Available data: Begin

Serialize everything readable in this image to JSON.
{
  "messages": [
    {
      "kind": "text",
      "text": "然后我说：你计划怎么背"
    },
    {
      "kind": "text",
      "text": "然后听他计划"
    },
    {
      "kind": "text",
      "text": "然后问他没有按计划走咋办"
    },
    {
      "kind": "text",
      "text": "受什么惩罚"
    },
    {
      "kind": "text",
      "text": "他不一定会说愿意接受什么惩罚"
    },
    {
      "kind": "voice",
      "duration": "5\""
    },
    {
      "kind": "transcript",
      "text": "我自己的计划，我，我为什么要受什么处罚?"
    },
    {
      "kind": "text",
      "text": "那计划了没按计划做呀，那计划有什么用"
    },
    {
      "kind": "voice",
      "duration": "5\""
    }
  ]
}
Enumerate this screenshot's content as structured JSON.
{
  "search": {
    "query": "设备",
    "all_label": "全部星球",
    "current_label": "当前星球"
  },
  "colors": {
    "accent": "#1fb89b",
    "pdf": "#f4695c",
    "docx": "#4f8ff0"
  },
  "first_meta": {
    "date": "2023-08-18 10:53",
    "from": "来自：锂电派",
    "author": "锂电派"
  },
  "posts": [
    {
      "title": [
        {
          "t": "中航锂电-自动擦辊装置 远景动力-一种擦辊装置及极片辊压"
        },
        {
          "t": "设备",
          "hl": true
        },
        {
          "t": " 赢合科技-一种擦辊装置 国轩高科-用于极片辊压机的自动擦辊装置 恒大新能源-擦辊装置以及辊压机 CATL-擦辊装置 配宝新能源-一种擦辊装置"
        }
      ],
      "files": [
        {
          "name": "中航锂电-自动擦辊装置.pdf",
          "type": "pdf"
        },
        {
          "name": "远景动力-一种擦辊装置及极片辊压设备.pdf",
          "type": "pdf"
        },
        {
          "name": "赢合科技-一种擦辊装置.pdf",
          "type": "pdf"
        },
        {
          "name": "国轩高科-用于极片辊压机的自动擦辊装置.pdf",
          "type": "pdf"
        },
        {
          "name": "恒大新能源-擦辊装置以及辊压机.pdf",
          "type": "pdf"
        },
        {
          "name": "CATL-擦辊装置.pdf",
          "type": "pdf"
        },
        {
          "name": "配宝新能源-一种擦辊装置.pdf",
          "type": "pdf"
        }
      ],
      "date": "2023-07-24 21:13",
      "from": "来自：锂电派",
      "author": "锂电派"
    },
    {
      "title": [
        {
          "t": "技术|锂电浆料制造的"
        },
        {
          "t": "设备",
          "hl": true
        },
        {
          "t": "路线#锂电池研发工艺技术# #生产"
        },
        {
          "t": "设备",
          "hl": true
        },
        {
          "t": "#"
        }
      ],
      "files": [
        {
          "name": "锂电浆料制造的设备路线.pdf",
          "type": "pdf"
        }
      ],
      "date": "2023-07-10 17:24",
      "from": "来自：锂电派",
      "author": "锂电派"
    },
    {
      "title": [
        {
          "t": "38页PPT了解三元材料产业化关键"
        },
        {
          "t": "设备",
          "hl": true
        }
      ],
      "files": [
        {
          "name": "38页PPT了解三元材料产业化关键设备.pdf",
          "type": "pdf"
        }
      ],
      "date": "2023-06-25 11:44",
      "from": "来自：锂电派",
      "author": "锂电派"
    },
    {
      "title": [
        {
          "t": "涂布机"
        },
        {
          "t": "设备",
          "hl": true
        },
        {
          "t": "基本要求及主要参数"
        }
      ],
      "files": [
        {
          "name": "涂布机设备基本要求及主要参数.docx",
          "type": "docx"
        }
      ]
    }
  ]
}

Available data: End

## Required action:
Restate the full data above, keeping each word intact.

## Answer for this exercise:
Serialize everything readable in this image to JSON.
{
  "messages": [
    {
      "kind": "text",
      "text": "然后我说：你计划怎么背"
    },
    {
      "kind": "text",
      "text": "然后听他计划"
    },
    {
      "kind": "text",
      "text": "然后问他没有按计划走咋办"
    },
    {
      "kind": "text",
      "text": "受什么惩罚"
    },
    {
      "kind": "text",
      "text": "他不一定会说愿意接受什么惩罚"
    },
    {
      "kind": "voice",
      "duration": "5\""
    },
    {
      "kind": "transcript",
      "text": "我自己的计划，我，我为什么要受什么处罚?"
    },
    {
      "kind": "text",
      "text": "那计划了没按计划做呀，那计划有什么用"
    },
    {
      "kind": "voice",
      "duration": "5\""
    }
  ]
}
Enumerate this screenshot's content as structured JSON.
{
  "search": {
    "query": "设备",
    "all_label": "全部星球",
    "current_label": "当前星球"
  },
  "colors": {
    "accent": "#1fb89b",
    "pdf": "#f4695c",
    "docx": "#4f8ff0"
  },
  "first_meta": {
    "date": "2023-08-18 10:53",
    "from": "来自：锂电派",
    "author": "锂电派"
  },
  "posts": [
    {
      "title": [
        {
          "t": "中航锂电-自动擦辊装置 远景动力-一种擦辊装置及极片辊压"
        },
        {
          "t": "设备",
          "hl": true
        },
        {
          "t": " 赢合科技-一种擦辊装置 国轩高科-用于极片辊压机的自动擦辊装置 恒大新能源-擦辊装置以及辊压机 CATL-擦辊装置 配宝新能源-一种擦辊装置"
        }
      ],
      "files": [
        {
          "name": "中航锂电-自动擦辊装置.pdf",
          "type": "pdf"
        },
        {
          "name": "远景动力-一种擦辊装置及极片辊压设备.pdf",
          "type": "pdf"
        },
        {
          "name": "赢合科技-一种擦辊装置.pdf",
          "type": "pdf"
        },
        {
          "name": "国轩高科-用于极片辊压机的自动擦辊装置.pdf",
          "type": "pdf"
        },
        {
          "name": "恒大新能源-擦辊装置以及辊压机.pdf",
          "type": "pdf"
        },
        {
          "name": "CATL-擦辊装置.pdf",
          "type": "pdf"
        },
        {
          "name": "配宝新能源-一种擦辊装置.pdf",
          "type": "pdf"
        }
      ],
      "date": "2023-07-24 21:13",
      "from": "来自：锂电派",
      "author": "锂电派"
    },
    {
      "title": [
        {
          "t": "技术|锂电浆料制造的"
        },
        {
          "t": "设备",
          "hl": true
        },
        {
          "t": "路线#锂电池研发工艺技术# #生产"
        },
        {
          "t": "设备",
          "hl": true
        },
        {
          "t": "#"
        }
      ],
      "files": [
        {
          "name": "锂电浆料制造的设备路线.pdf",
          "type": "pdf"
        }
      ],
      "date": "2023-07-10 17:24",
      "from": "来自：锂电派",
      "author": "锂电派"
    },
    {
      "title": [
        {
          "t": "38页PPT了解三元材料产业化关键"
        },
        {
          "t": "设备",
          "hl": true
        }
      ],
      "files": [
        {
          "name": "38页PPT了解三元材料产业化关键设备.pdf",
          "type": "pdf"
        }
      ],
      "date": "2023-06-25 11:44",
      "from": "来自：锂电派",
      "author": "锂电派"
    },
    {
      "title": [
        {
          "t": "涂布机"
        },
        {
          "t": "设备",
          "hl": true
        },
        {
          "t": "基本要求及主要参数"
        }
      ],
      "files": [
        {
          "name": "涂布机设备基本要求及主要参数.docx",
          "type": "docx"
        }
      ]
    }
  ]
}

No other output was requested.